A's Norris sees gray areas in collision rule change

A's Norris sees gray areas in collision rule change
December 12, 2013, 5:45 pm
Share This Post

Raul Ibanez's hard hit on A's catcher Derek Norris won't soon be forgotten, but it was Buster Posey's 2011 collision that made the league take notice. (USATSI)

A’s catcher Derek Norris won’t soon forget a 2012 play when the Yankees’ Raul Ibanez knocked him in the jaw during a violent collision at home plate.

“He caught me pretty good,” Norris recalled. “I couldn’t eat for a few days.”

Those moments have always come with the territory for catchers, and that’s what makes Major League Baseball’s plan to eliminate home-plate collisions such sticky territory.

Norris naturally takes an interest in this proposed rule change, which could take effect next season if owners and the players’ union give their approval.

He’s one of many catchers around the majors who received a group text message from union leaders, outlining some of the details being discussed in the proposal

“I think they’re moving in the right direction,” Norris said. “But I think it’s going to take some tinkering to achieve what guys consider fair on both sides.”

The call for rule changes involving home-plate collisions came into focus after the Marlins’ Scott Cousins barreled over Giants catcher Buster Posey in 2011. Posey suffered a broken lower left leg and torn ankle ligaments that ended his season.

But there’s also growing concern about the impact of concussions, a topic most closely associated with the NFL but one that’s carried over into other sports.

Giants manager Bruce Bochy and St. Louis Cardinals manager Mike Matheny, both former catchers, made presentations at this week’s winter meetings about the need to limit contact at the plate. Complications from concussions ended Matheny’s playing career.

But there’s many details to hammer out.

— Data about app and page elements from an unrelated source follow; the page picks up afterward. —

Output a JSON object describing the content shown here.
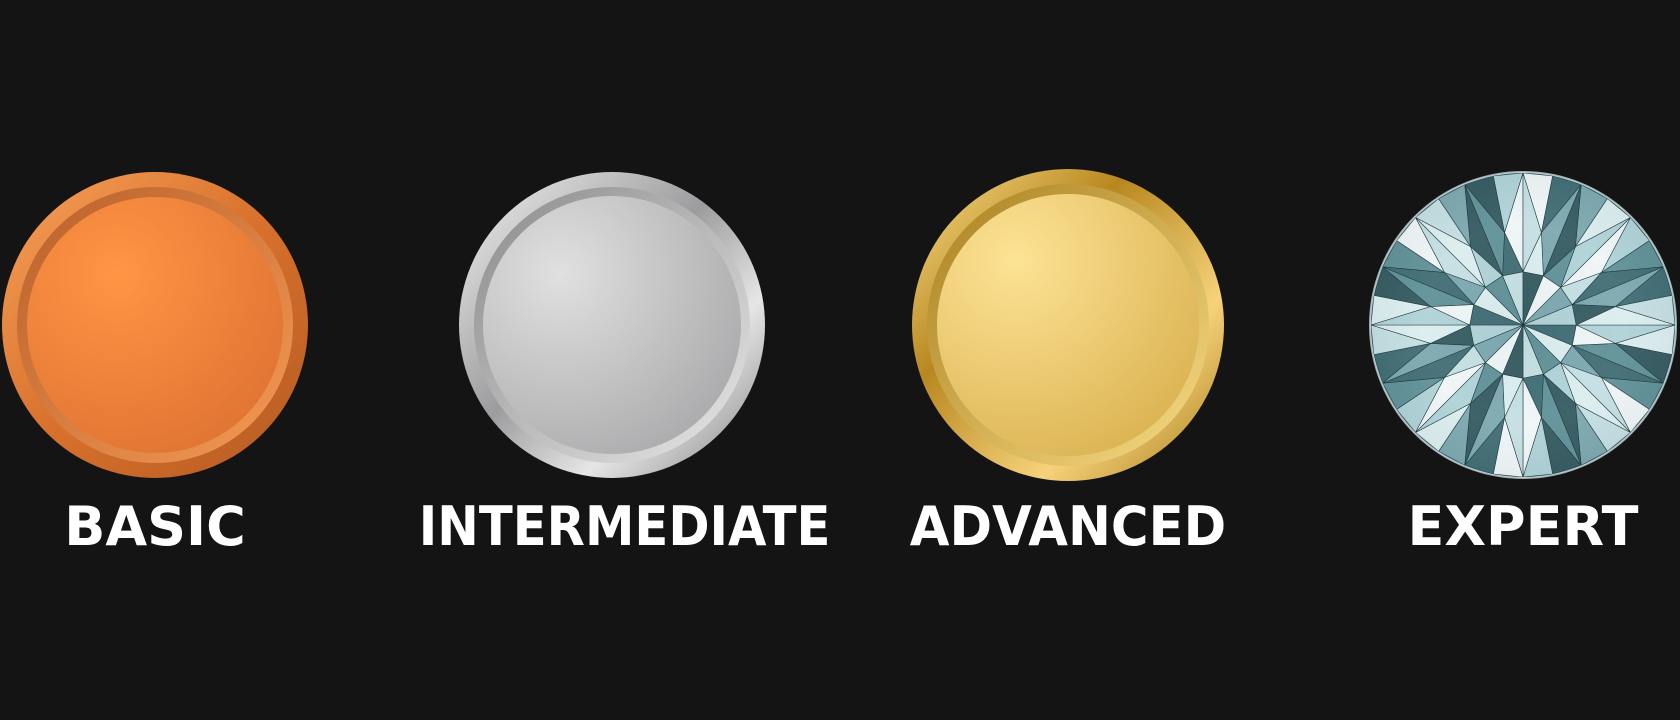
{
  "levels": [
    {
      "label": "BASIC",
      "icon": "bronze-medal-icon",
      "color": "#F08A3E"
    },
    {
      "label": "INTERMEDIATE",
      "icon": "silver-medal-icon",
      "color": "#C4C4C6"
    },
    {
      "label": "ADVANCED",
      "icon": "gold-medal-icon",
      "color": "#E9C765"
    },
    {
      "label": "EXPERT",
      "icon": "diamond-icon",
      "color": "#8FB7BE"
    }
  ],
  "background": "#141414"
}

The rule changes reportedly would prohibit runners from targeting catchers, and catchers from blocking the plate, with possible disciplinary action for those who violate the rules.

That leaves lots of gray territory, Norris said, because of unintentional contact that can happen on certain plays.

“Does it become a judgement call?” he asked. “If a throw brings you up the line, there’s nothing you can do. You can’t let the ball go through and let it go into the dugout.”

The movement to ban collisions has drawn criticism, notably from Pete Rose, whose violent crash into catcher (and current A’s broadcaster) Ray Fosse in the 1971 All-Star Game is one of the most infamous moments in major league history.

“What are they going to do next, you can't break up a double play?" Rose told the Associated Press. “You're not allowed to pitch inside? The hitters wear more armor than the Humvees in Afghanistan. Now you're not allowed to try to be safe at home plate? What's the game coming to? Evidently the guys making all these rules never played the game of baseball.”

Some current players also spoke out (or tweeted out) against the rule changes, including one of Norris’ teammates.

“No more home plate collisions?! What is this? NFL quarterbacks are catchers now?" A’s right fielder Josh Reddick wrote on Twitter.

“Nothing better than getting run over and showing the umpire the ball. Please don't ban home plate collisions,” Pirates catcher Tony Sanchez tweeted.

Although the idea of trying to keep players safer is commendable, there are other scenarios during a big league game that present just as great a danger as home-plate collisions -- defenseless pitchers getting struck by line drives and shattered bats that go flying toward infielders or fans, to cite a couple.

There’s only so much you can do to eliminate risk, Norris said.

“I’m all for making the game (safer) for guys, but a guy can dive for a ball in left field and injure himself and end his career too. There’s never going to be a decision where everybody is happy.”

More Team Talk